Element data from apps and pages:
+++

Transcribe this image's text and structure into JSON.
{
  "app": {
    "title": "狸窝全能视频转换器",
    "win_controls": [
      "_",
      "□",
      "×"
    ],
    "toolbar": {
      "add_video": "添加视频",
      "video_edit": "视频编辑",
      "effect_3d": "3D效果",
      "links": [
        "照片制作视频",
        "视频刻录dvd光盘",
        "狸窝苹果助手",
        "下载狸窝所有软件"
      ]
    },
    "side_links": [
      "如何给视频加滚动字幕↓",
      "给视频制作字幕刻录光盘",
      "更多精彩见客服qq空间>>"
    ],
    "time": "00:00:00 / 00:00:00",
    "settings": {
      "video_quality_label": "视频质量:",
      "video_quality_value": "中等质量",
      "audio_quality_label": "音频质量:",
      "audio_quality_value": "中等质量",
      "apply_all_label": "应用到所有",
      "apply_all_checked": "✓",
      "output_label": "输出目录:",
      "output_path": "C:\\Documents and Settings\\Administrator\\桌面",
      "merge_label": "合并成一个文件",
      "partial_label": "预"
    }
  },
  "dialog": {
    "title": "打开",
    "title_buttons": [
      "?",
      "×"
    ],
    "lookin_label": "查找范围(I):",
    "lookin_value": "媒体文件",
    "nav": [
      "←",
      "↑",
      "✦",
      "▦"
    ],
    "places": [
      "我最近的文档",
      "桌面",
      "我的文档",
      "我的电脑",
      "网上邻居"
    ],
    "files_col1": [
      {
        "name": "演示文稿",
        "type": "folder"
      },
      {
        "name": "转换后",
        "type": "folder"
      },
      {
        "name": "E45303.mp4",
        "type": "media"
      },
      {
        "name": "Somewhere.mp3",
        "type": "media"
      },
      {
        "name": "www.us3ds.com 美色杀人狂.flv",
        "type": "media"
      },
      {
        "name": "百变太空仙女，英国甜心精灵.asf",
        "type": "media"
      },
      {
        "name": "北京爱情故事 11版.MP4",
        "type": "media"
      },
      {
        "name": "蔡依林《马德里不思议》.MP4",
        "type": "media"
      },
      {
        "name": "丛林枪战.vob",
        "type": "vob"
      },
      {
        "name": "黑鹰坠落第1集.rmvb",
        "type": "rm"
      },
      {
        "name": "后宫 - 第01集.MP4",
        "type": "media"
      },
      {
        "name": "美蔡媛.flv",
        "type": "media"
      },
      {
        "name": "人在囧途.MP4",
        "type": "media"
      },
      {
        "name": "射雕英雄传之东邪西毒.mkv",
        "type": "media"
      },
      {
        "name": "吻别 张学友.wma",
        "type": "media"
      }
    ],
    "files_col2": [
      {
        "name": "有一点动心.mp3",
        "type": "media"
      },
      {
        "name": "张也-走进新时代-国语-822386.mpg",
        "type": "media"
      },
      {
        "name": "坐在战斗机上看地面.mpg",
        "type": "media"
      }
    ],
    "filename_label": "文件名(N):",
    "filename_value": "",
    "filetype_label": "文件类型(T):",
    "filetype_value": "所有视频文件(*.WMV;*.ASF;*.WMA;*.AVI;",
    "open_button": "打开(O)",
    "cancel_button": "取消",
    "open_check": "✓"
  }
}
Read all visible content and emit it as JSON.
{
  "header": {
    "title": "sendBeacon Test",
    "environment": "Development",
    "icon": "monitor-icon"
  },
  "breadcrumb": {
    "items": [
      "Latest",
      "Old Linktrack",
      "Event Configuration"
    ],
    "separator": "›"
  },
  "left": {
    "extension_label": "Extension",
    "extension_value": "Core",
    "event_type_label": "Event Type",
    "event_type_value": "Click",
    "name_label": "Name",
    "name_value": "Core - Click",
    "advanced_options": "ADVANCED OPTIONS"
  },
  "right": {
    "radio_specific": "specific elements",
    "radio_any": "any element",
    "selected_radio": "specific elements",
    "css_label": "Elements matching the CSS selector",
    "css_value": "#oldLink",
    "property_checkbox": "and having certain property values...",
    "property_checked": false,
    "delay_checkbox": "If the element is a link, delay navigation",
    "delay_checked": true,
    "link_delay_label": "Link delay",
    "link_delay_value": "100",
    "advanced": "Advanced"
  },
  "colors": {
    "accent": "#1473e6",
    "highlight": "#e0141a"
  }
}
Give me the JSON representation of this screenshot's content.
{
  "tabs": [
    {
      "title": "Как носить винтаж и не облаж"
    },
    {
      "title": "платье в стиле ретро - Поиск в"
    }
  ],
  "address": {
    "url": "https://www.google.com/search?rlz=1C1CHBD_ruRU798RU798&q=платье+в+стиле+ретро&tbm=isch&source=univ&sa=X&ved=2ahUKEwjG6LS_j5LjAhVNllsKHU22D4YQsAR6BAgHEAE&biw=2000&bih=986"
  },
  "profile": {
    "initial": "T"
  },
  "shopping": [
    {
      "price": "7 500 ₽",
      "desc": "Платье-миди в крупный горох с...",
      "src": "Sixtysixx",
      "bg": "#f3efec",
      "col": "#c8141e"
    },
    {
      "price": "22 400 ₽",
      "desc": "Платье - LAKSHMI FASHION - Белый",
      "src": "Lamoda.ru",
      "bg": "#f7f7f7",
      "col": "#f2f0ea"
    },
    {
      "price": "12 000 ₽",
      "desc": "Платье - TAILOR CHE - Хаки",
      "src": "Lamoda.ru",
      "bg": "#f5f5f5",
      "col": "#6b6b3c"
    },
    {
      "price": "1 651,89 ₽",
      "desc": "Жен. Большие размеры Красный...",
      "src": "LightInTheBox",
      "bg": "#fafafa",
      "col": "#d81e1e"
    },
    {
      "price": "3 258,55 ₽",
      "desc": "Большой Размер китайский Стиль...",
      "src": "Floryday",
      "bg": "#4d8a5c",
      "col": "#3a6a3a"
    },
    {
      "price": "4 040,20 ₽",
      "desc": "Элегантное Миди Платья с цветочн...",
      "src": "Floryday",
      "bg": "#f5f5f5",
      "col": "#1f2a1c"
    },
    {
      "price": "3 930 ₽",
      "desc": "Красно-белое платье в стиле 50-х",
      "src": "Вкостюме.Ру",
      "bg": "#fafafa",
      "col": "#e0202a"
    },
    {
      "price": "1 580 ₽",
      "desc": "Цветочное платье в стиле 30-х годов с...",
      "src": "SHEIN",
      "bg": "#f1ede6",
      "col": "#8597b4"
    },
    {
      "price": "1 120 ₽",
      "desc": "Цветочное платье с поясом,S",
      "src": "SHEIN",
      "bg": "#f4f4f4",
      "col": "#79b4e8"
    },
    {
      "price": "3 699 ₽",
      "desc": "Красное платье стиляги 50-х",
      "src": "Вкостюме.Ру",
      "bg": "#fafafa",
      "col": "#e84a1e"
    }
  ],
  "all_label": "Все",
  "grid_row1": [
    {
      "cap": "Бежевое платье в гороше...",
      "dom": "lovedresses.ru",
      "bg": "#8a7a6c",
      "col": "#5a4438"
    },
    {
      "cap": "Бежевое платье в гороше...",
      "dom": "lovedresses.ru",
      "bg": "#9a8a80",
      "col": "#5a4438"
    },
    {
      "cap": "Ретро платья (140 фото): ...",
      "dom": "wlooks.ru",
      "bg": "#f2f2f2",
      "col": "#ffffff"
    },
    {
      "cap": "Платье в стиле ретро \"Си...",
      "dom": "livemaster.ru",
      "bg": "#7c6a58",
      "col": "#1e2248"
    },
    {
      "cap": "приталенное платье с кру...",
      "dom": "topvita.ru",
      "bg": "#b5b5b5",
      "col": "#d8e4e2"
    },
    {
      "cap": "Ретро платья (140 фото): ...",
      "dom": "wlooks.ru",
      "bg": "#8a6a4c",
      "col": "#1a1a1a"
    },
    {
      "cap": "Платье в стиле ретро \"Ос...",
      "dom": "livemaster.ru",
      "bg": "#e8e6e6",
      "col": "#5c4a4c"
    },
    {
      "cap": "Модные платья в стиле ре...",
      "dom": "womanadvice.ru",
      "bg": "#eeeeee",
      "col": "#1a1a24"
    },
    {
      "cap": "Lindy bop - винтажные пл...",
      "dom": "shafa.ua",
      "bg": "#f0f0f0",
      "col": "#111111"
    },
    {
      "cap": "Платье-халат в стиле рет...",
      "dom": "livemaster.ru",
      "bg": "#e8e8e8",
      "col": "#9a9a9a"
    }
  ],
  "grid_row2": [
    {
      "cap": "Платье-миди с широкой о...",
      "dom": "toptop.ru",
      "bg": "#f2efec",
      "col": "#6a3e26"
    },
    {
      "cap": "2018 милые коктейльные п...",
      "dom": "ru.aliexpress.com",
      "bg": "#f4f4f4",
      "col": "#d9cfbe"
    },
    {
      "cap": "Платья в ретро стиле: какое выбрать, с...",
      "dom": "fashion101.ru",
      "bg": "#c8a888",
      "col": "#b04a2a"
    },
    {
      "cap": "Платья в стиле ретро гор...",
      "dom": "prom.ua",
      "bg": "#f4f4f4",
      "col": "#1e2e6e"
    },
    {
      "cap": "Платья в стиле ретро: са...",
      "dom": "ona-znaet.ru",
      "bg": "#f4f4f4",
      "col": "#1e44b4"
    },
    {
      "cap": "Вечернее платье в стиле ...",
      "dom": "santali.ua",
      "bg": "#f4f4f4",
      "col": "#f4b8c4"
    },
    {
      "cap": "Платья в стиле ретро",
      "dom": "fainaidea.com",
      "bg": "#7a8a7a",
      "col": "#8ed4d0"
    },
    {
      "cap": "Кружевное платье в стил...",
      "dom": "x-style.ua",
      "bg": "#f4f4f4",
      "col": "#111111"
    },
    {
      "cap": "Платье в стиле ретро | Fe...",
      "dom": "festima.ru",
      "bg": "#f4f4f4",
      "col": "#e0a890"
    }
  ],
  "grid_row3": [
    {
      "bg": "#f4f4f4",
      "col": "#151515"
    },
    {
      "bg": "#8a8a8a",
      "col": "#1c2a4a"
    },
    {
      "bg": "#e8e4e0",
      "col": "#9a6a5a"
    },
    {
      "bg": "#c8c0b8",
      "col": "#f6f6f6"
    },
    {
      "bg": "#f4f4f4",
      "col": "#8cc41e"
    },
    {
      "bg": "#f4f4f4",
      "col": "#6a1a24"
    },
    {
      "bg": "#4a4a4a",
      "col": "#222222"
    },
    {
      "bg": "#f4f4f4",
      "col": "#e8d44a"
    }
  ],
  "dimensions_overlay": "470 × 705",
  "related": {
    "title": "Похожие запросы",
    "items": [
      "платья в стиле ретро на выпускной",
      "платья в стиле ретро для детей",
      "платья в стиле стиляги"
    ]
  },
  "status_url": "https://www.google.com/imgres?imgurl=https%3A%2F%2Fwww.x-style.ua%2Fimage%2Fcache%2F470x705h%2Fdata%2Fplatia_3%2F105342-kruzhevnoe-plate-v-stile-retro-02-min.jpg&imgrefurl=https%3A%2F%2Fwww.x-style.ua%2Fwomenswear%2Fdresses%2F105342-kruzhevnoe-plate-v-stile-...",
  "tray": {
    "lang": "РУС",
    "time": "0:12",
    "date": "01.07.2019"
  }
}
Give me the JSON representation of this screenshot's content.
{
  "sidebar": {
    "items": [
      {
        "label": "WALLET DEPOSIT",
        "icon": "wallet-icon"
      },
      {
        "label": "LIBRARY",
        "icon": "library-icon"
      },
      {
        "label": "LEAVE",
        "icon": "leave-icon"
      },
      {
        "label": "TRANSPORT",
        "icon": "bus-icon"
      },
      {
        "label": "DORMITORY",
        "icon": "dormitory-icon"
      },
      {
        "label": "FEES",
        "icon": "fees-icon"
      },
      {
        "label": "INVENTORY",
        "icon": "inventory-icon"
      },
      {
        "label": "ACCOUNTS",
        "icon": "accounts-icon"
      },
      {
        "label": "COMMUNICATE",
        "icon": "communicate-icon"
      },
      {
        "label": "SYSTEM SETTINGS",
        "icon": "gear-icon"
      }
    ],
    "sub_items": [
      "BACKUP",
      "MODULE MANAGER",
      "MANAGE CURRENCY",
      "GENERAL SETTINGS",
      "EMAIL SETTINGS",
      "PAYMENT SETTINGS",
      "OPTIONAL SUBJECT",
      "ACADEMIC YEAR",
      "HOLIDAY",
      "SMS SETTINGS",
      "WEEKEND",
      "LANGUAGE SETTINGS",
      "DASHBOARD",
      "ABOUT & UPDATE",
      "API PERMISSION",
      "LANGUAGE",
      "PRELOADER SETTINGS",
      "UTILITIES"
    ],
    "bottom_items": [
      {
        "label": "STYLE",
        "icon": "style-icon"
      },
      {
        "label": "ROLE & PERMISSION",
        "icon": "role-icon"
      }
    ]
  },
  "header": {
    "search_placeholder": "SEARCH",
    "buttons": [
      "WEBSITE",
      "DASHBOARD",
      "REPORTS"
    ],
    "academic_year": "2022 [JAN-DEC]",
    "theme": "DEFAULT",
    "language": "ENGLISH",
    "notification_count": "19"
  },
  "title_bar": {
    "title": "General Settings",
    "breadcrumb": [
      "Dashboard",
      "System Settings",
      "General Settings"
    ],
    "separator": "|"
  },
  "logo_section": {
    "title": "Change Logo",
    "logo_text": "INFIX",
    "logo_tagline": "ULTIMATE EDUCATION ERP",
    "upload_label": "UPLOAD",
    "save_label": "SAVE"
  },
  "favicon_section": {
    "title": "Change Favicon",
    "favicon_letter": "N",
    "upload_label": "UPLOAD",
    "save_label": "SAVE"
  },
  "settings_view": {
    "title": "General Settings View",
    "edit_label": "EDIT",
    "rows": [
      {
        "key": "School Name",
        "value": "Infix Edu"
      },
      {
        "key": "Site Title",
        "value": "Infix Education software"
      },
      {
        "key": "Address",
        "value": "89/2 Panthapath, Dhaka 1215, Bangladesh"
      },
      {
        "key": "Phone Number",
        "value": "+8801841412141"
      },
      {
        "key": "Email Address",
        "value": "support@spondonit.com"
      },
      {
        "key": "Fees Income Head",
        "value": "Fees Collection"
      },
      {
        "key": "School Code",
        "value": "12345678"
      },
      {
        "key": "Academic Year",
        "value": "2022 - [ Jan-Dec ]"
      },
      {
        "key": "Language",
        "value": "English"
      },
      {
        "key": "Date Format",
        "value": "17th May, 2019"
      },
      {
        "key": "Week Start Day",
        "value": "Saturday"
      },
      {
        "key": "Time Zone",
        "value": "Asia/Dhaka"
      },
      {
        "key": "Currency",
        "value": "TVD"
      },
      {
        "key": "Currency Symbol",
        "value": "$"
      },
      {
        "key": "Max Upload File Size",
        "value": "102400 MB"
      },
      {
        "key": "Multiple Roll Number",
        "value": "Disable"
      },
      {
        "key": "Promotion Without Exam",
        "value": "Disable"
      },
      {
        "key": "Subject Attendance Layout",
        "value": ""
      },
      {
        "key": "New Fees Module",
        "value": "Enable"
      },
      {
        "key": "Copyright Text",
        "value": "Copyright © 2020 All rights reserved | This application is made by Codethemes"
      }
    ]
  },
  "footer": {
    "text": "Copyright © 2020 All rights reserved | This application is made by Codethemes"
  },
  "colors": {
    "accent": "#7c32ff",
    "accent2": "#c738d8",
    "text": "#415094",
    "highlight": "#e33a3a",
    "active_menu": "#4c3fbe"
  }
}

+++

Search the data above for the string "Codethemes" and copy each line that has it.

        "value": "Copyright © 2020 All rights reserved | This application is made by Codethemes"
    "text": "Copyright © 2020 All rights reserved | This application is made by Codethemes"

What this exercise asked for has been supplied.